TEHRAN, April 29, YJC - Iran will install 4,000 megawatts of new capacity in its power grid by the end of the current Persian year in March 2018, Deputy Energy Minister Houshang Falahatian said.
TEHRAN, Young Journalists Club (YJC) -
"Therefore, the overall capacity of the country’s power plants will reach 80,000 megawatts at the end of the year,” the Fars news agency quoted him as saying Saturday.
Iran has already built 7,405 megawatts of new capacity over the past three and half years, including 2,200 megawatts last year, Falahatian said.
Beside building new plants, the country’s priority has been to convert fossil-fueled facilities into combined cycle systems powered by gas, thus boosting efficiency in addition to cutting greenhouse gases, he said.
Energy Minister Hamid Chitchian said Iran has to generate 5,000 megawatts of renewable energy over the next five years.
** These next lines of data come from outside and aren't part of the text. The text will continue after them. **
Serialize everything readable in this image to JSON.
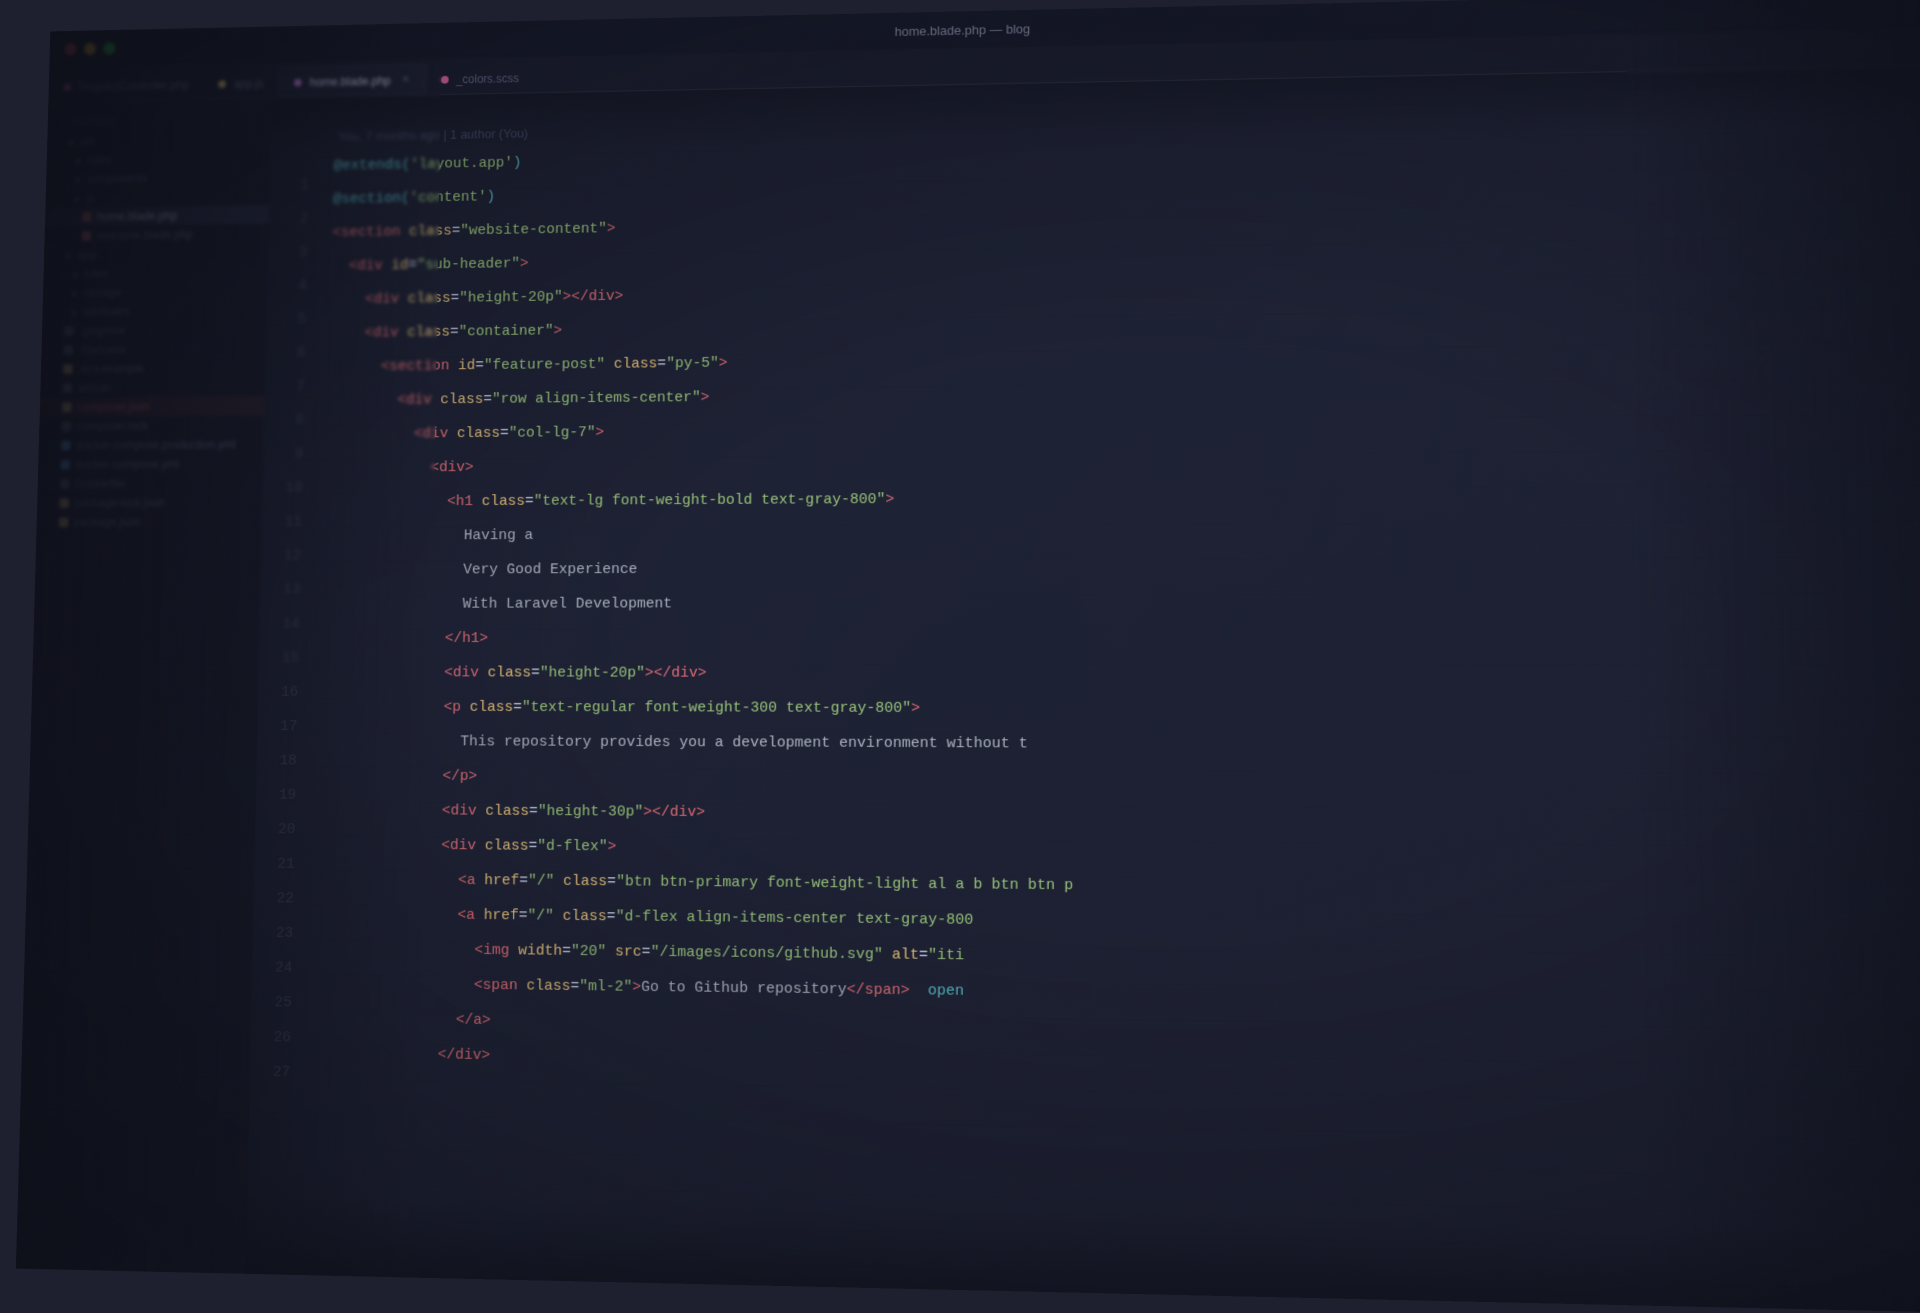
{
  "window": {
    "title": "home.blade.php — blog",
    "title_bar": "home.blade.php — blog"
  },
  "tabs": [
    {
      "id": "tab-req",
      "label": "RequestController.php",
      "dot_color": "pink",
      "active": false
    },
    {
      "id": "tab-app",
      "label": "app.js",
      "dot_color": "yellow",
      "active": false
    },
    {
      "id": "tab-home",
      "label": "home.blade.php",
      "dot_color": "magenta",
      "active": true,
      "closeable": true
    },
    {
      "id": "tab-colors",
      "label": "_colors.scss",
      "dot_color": "pink",
      "active": false
    }
  ],
  "sidebar": {
    "header": "CONTENT",
    "items": [
      {
        "name": "src",
        "type": "folder",
        "indent": 0
      },
      {
        "name": "rules",
        "type": "folder",
        "indent": 1
      },
      {
        "name": "components",
        "type": "folder",
        "indent": 1
      },
      {
        "name": "js",
        "type": "folder",
        "indent": 1
      },
      {
        "name": "home.blade.php",
        "type": "file",
        "color": "orange",
        "active": true
      },
      {
        "name": "welcome.blade.php",
        "type": "file",
        "color": "orange"
      },
      {
        "name": "app",
        "type": "folder",
        "indent": 0
      },
      {
        "name": "rules",
        "type": "folder",
        "indent": 1
      },
      {
        "name": "storage",
        "type": "folder",
        "indent": 1
      },
      {
        "name": "attributes",
        "type": "folder",
        "indent": 1
      },
      {
        "name": ".gitignore",
        "type": "file",
        "color": "text"
      },
      {
        "name": ".htaccess",
        "type": "file",
        "color": "text"
      },
      {
        "name": ".env.example",
        "type": "file",
        "color": "yellow"
      },
      {
        "name": "artisan",
        "type": "file",
        "color": "text"
      },
      {
        "name": "composer.json",
        "type": "file",
        "color": "yellow",
        "highlighted": true
      },
      {
        "name": "composer.lock",
        "type": "file",
        "color": "text"
      },
      {
        "name": "docker-compose.production.yml",
        "type": "file",
        "color": "blue"
      },
      {
        "name": "docker-compose.yml",
        "type": "file",
        "color": "blue"
      },
      {
        "name": "Dockerfile",
        "type": "file",
        "color": "text"
      },
      {
        "name": "package-lock.json",
        "type": "file",
        "color": "yellow"
      },
      {
        "name": "package.json",
        "type": "file",
        "color": "yellow"
      }
    ]
  },
  "editor": {
    "git_blame": "You, 7 months ago | 1 author (You)",
    "lines": [
      {
        "num": "",
        "content": []
      },
      {
        "num": "1",
        "tokens": [
          {
            "text": "@extends(",
            "class": "c-blade"
          },
          {
            "text": "'layout.app'",
            "class": "c-string"
          },
          {
            "text": ")",
            "class": "c-blade"
          }
        ]
      },
      {
        "num": "2",
        "tokens": [
          {
            "text": "@section(",
            "class": "c-blade"
          },
          {
            "text": "'content'",
            "class": "c-string"
          },
          {
            "text": ")",
            "class": "c-blade"
          }
        ]
      },
      {
        "num": "3",
        "tokens": [
          {
            "text": "<",
            "class": "c-tag"
          },
          {
            "text": "section",
            "class": "c-tag"
          },
          {
            "text": " class",
            "class": "c-attr"
          },
          {
            "text": "=",
            "class": "c-white"
          },
          {
            "text": "\"website-content\"",
            "class": "c-string"
          },
          {
            "text": ">",
            "class": "c-tag"
          }
        ]
      },
      {
        "num": "4",
        "tokens": [
          {
            "text": "  <",
            "class": "c-tag"
          },
          {
            "text": "div",
            "class": "c-tag"
          },
          {
            "text": " id",
            "class": "c-attr"
          },
          {
            "text": "=",
            "class": "c-white"
          },
          {
            "text": "\"sub-header\"",
            "class": "c-string"
          },
          {
            "text": ">",
            "class": "c-tag"
          }
        ]
      },
      {
        "num": "5",
        "tokens": [
          {
            "text": "    <",
            "class": "c-tag"
          },
          {
            "text": "div",
            "class": "c-tag"
          },
          {
            "text": " class",
            "class": "c-attr"
          },
          {
            "text": "=",
            "class": "c-white"
          },
          {
            "text": "\"height-20p\"",
            "class": "c-string"
          },
          {
            "text": "></",
            "class": "c-tag"
          },
          {
            "text": "div",
            "class": "c-tag"
          },
          {
            "text": ">",
            "class": "c-tag"
          }
        ]
      },
      {
        "num": "6",
        "tokens": [
          {
            "text": "    <",
            "class": "c-tag"
          },
          {
            "text": "div",
            "class": "c-tag"
          },
          {
            "text": " class",
            "class": "c-attr"
          },
          {
            "text": "=",
            "class": "c-white"
          },
          {
            "text": "\"container\"",
            "class": "c-string"
          },
          {
            "text": ">",
            "class": "c-tag"
          }
        ]
      },
      {
        "num": "7",
        "tokens": [
          {
            "text": "      <",
            "class": "c-tag"
          },
          {
            "text": "section",
            "class": "c-tag"
          },
          {
            "text": " id",
            "class": "c-attr"
          },
          {
            "text": "=",
            "class": "c-white"
          },
          {
            "text": "\"feature-post\"",
            "class": "c-string"
          },
          {
            "text": " class",
            "class": "c-attr"
          },
          {
            "text": "=",
            "class": "c-white"
          },
          {
            "text": "\"py-5\"",
            "class": "c-string"
          },
          {
            "text": ">",
            "class": "c-tag"
          }
        ]
      },
      {
        "num": "8",
        "tokens": [
          {
            "text": "        <",
            "class": "c-tag"
          },
          {
            "text": "div",
            "class": "c-tag"
          },
          {
            "text": " class",
            "class": "c-attr"
          },
          {
            "text": "=",
            "class": "c-white"
          },
          {
            "text": "\"row align-items-center\"",
            "class": "c-string"
          },
          {
            "text": ">",
            "class": "c-tag"
          }
        ]
      },
      {
        "num": "9",
        "tokens": [
          {
            "text": "          <",
            "class": "c-tag"
          },
          {
            "text": "div",
            "class": "c-tag"
          },
          {
            "text": " class",
            "class": "c-attr"
          },
          {
            "text": "=",
            "class": "c-white"
          },
          {
            "text": "\"col-lg-7\"",
            "class": "c-string"
          },
          {
            "text": ">",
            "class": "c-tag"
          }
        ]
      },
      {
        "num": "10",
        "tokens": [
          {
            "text": "            <",
            "class": "c-tag"
          },
          {
            "text": "div",
            "class": "c-tag"
          },
          {
            "text": ">",
            "class": "c-tag"
          }
        ]
      },
      {
        "num": "11",
        "tokens": [
          {
            "text": "              <",
            "class": "c-tag"
          },
          {
            "text": "h1",
            "class": "c-tag"
          },
          {
            "text": " class",
            "class": "c-attr"
          },
          {
            "text": "=",
            "class": "c-white"
          },
          {
            "text": "\"text-lg font-weight-bold text-gray-800\"",
            "class": "c-string"
          },
          {
            "text": ">",
            "class": "c-tag"
          }
        ]
      },
      {
        "num": "12",
        "tokens": [
          {
            "text": "                Having a",
            "class": "c-text"
          }
        ]
      },
      {
        "num": "13",
        "tokens": [
          {
            "text": "                Very Good Experience",
            "class": "c-text"
          }
        ]
      },
      {
        "num": "14",
        "tokens": [
          {
            "text": "                With Laravel Development",
            "class": "c-text"
          }
        ]
      },
      {
        "num": "15",
        "tokens": [
          {
            "text": "              </",
            "class": "c-tag"
          },
          {
            "text": "h1",
            "class": "c-tag"
          },
          {
            "text": ">",
            "class": "c-tag"
          }
        ]
      },
      {
        "num": "16",
        "tokens": [
          {
            "text": "              <",
            "class": "c-tag"
          },
          {
            "text": "div",
            "class": "c-tag"
          },
          {
            "text": " class",
            "class": "c-attr"
          },
          {
            "text": "=",
            "class": "c-white"
          },
          {
            "text": "\"height-20p\"",
            "class": "c-string"
          },
          {
            "text": "></",
            "class": "c-tag"
          },
          {
            "text": "div",
            "class": "c-tag"
          },
          {
            "text": ">",
            "class": "c-tag"
          }
        ]
      },
      {
        "num": "17",
        "tokens": [
          {
            "text": "              <",
            "class": "c-tag"
          },
          {
            "text": "p",
            "class": "c-tag"
          },
          {
            "text": " class",
            "class": "c-attr"
          },
          {
            "text": "=",
            "class": "c-white"
          },
          {
            "text": "\"text-regular font-weight-300 text-gray-800\"",
            "class": "c-string"
          },
          {
            "text": ">",
            "class": "c-tag"
          }
        ]
      },
      {
        "num": "18",
        "tokens": [
          {
            "text": "                This repository provides you a development environment without t",
            "class": "c-text"
          }
        ]
      },
      {
        "num": "19",
        "tokens": [
          {
            "text": "              </",
            "class": "c-tag"
          },
          {
            "text": "p",
            "class": "c-tag"
          },
          {
            "text": ">",
            "class": "c-tag"
          }
        ]
      },
      {
        "num": "20",
        "tokens": [
          {
            "text": "              <",
            "class": "c-tag"
          },
          {
            "text": "div",
            "class": "c-tag"
          },
          {
            "text": " class",
            "class": "c-attr"
          },
          {
            "text": "=",
            "class": "c-white"
          },
          {
            "text": "\"height-30p\"",
            "class": "c-string"
          },
          {
            "text": "></",
            "class": "c-tag"
          },
          {
            "text": "div",
            "class": "c-tag"
          },
          {
            "text": ">",
            "class": "c-tag"
          }
        ]
      },
      {
        "num": "21",
        "tokens": [
          {
            "text": "              <",
            "class": "c-tag"
          },
          {
            "text": "div",
            "class": "c-tag"
          },
          {
            "text": " class",
            "class": "c-attr"
          },
          {
            "text": "=",
            "class": "c-white"
          },
          {
            "text": "\"d-flex\"",
            "class": "c-string"
          },
          {
            "text": ">",
            "class": "c-tag"
          }
        ]
      },
      {
        "num": "22",
        "tokens": [
          {
            "text": "                <",
            "class": "c-tag"
          },
          {
            "text": "a",
            "class": "c-tag"
          },
          {
            "text": " href",
            "class": "c-attr"
          },
          {
            "text": "=",
            "class": "c-white"
          },
          {
            "text": "\"/\"",
            "class": "c-string"
          },
          {
            "text": " class",
            "class": "c-attr"
          },
          {
            "text": "=",
            "class": "c-white"
          },
          {
            "text": "\"btn btn-primary font-weight-light al a b btn btn p",
            "class": "c-string"
          }
        ]
      },
      {
        "num": "23",
        "tokens": [
          {
            "text": "                <",
            "class": "c-tag"
          },
          {
            "text": "a",
            "class": "c-tag"
          },
          {
            "text": " href",
            "class": "c-attr"
          },
          {
            "text": "=",
            "class": "c-white"
          },
          {
            "text": "\"/\"",
            "class": "c-string"
          },
          {
            "text": " class",
            "class": "c-attr"
          },
          {
            "text": "=",
            "class": "c-white"
          },
          {
            "text": "\"d-flex align-items-center text-gray-800",
            "class": "c-string"
          }
        ]
      },
      {
        "num": "24",
        "tokens": [
          {
            "text": "                  <",
            "class": "c-tag"
          },
          {
            "text": "img",
            "class": "c-tag"
          },
          {
            "text": " width",
            "class": "c-attr"
          },
          {
            "text": "=",
            "class": "c-white"
          },
          {
            "text": "\"20\"",
            "class": "c-string"
          },
          {
            "text": " src",
            "class": "c-attr"
          },
          {
            "text": "=",
            "class": "c-white"
          },
          {
            "text": "\"/images/icons/github.svg\"",
            "class": "c-string"
          },
          {
            "text": " alt",
            "class": "c-attr"
          },
          {
            "text": "=",
            "class": "c-white"
          },
          {
            "text": "\"iti",
            "class": "c-string"
          }
        ]
      },
      {
        "num": "25",
        "tokens": [
          {
            "text": "                  <",
            "class": "c-tag"
          },
          {
            "text": "span",
            "class": "c-tag"
          },
          {
            "text": " class",
            "class": "c-attr"
          },
          {
            "text": "=",
            "class": "c-white"
          },
          {
            "text": "\"ml-2\"",
            "class": "c-string"
          },
          {
            "text": ">Go to Github repository</",
            "class": "c-text"
          },
          {
            "text": "span",
            "class": "c-tag"
          },
          {
            "text": ">  open",
            "class": "c-cyan"
          }
        ]
      },
      {
        "num": "26",
        "tokens": [
          {
            "text": "                </",
            "class": "c-tag"
          },
          {
            "text": "a",
            "class": "c-tag"
          },
          {
            "text": ">",
            "class": "c-tag"
          }
        ]
      },
      {
        "num": "27",
        "tokens": [
          {
            "text": "              </",
            "class": "c-tag"
          },
          {
            "text": "div",
            "class": "c-tag"
          },
          {
            "text": ">",
            "class": "c-tag"
          }
        ]
      }
    ]
  }
}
His ministry has received requests for $3.6 billion of investment from private companies to produce renewables, he said.
"At present, about 11,600 MW of capacity installed in the country’s power plants is renewable, which accounts for about 15% of the total installed capacity.”
Iran is heavily dependent on natural gas and oil to generate power and one of the most energy-intensive countries in the world because government subsidies for fossil fuels encourage inefficient energy use.
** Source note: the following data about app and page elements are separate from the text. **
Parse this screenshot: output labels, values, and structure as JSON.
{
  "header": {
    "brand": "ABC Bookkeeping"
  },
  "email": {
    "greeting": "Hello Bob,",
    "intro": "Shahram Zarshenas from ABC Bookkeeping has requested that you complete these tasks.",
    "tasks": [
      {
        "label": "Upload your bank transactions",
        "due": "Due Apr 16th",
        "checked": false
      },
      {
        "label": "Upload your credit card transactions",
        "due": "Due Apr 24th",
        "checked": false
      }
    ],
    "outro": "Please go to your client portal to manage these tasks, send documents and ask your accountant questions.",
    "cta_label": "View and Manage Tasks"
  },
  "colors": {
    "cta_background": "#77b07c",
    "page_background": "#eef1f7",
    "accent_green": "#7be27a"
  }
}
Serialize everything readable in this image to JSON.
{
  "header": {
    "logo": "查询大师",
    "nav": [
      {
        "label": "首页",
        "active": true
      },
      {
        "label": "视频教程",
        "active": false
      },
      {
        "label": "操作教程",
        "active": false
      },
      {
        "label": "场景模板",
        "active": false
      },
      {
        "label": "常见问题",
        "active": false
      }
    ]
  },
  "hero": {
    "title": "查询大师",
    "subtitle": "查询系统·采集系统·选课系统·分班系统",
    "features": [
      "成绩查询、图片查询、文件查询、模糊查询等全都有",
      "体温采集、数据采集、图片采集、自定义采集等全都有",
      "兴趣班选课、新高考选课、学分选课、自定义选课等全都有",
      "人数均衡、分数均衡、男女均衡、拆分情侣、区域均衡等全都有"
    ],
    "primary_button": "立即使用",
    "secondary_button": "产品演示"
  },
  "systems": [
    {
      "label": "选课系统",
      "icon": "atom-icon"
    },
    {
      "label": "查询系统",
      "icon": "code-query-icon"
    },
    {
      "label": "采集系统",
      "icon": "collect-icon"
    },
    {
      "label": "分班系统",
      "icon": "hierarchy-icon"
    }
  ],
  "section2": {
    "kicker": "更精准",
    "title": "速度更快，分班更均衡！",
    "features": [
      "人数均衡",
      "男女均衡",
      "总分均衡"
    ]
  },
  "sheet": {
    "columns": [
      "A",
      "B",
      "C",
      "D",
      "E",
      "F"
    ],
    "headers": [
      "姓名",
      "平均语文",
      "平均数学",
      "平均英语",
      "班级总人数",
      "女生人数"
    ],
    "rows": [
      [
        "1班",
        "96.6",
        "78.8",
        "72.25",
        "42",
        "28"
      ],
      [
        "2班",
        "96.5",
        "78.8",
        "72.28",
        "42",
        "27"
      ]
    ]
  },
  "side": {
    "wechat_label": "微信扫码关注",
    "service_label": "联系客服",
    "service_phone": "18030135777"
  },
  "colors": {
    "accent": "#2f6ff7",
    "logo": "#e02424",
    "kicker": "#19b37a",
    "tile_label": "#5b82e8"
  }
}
Water shortage and air pollution is becoming an acute problem for the country of more than 80 million people, forcing officials to embrace expanding renewable energy capacity.
Solar and wind power generation grew seven-fold last year against the year before, hitting 300 MW. Over the past three years, Iran has cut diesel and furnace oil use in its power plants to 14% from 43%.
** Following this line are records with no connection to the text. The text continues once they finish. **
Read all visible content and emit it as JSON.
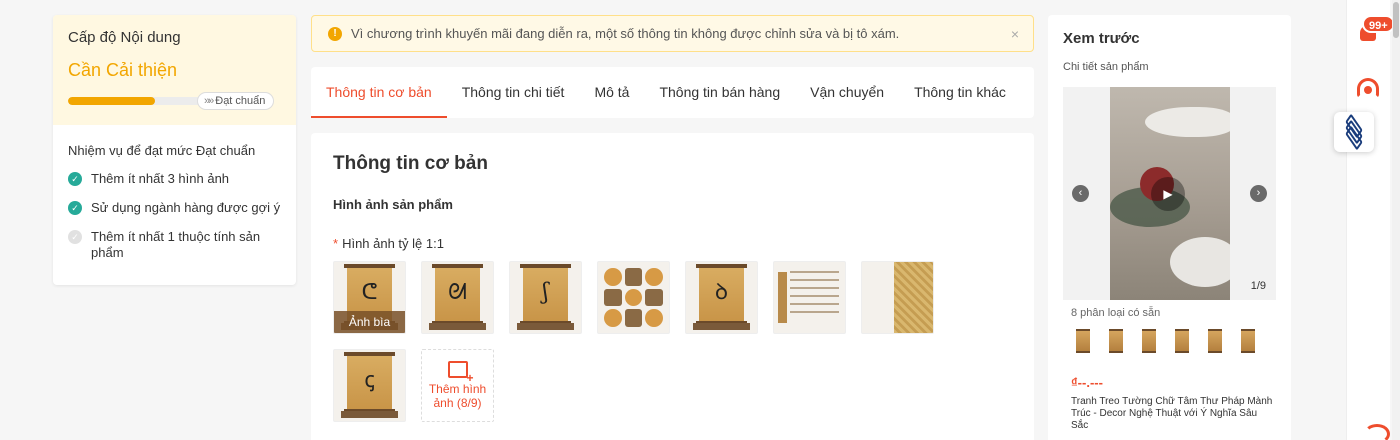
{
  "content_level": {
    "title": "Cấp độ Nội dung",
    "status": "Cần Cải thiện",
    "progress": 0.58,
    "standard_label": "Đạt chuẩn",
    "tasks_heading": "Nhiệm vụ để đạt mức Đạt chuẩn",
    "tasks": [
      {
        "label": "Thêm ít nhất 3 hình ảnh",
        "done": true
      },
      {
        "label": "Sử dụng ngành hàng được gợi ý",
        "done": true
      },
      {
        "label": "Thêm ít nhất 1 thuộc tính sản phẩm",
        "done": false
      }
    ]
  },
  "notice": {
    "text": "Vì chương trình khuyến mãi đang diễn ra, một số thông tin không được chỉnh sửa và bị tô xám.",
    "close": "×"
  },
  "tabs": [
    {
      "label": "Thông tin cơ bản",
      "active": true
    },
    {
      "label": "Thông tin chi tiết",
      "active": false
    },
    {
      "label": "Mô tả",
      "active": false
    },
    {
      "label": "Thông tin bán hàng",
      "active": false
    },
    {
      "label": "Vận chuyển",
      "active": false
    },
    {
      "label": "Thông tin khác",
      "active": false
    }
  ],
  "basic_info": {
    "title": "Thông tin cơ bản",
    "images_label": "Hình ảnh sản phẩm",
    "required_mark": "*",
    "ratio_label": "Hình ảnh tỷ lệ 1:1",
    "cover_label": "Ảnh bìa",
    "add_image": "Thêm hình ảnh (8/9)"
  },
  "preview": {
    "title": "Xem trước",
    "subtitle": "Chi tiết sản phẩm",
    "counter": "1/9",
    "variants": "8 phân loại có sẵn",
    "price": "₫--.---",
    "product_name": "Tranh Treo Tường Chữ Tâm Thư Pháp Mành Trúc - Decor Nghệ Thuật với Ý Nghĩa Sâu Sắc"
  },
  "sidebar": {
    "notification_count": "99+"
  },
  "colors": {
    "accent": "#ee4d2d",
    "warning": "#f2a600",
    "success": "#26aa99"
  },
  "icons": [
    "check-icon",
    "warning-icon",
    "close-icon",
    "play-icon",
    "chevron-left-icon",
    "chevron-right-icon",
    "bell-icon",
    "support-icon",
    "layers-icon",
    "add-image-icon"
  ]
}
Officials say the country needs to invest $7-8 billion a year in its power generation and distribution sector in order to keep pace with its growing demands.
Iran has currently electricity exchanges with seven countries, with further plans in the works to have national grid hooked up to those of Georgia and Russia, according to Chitchian.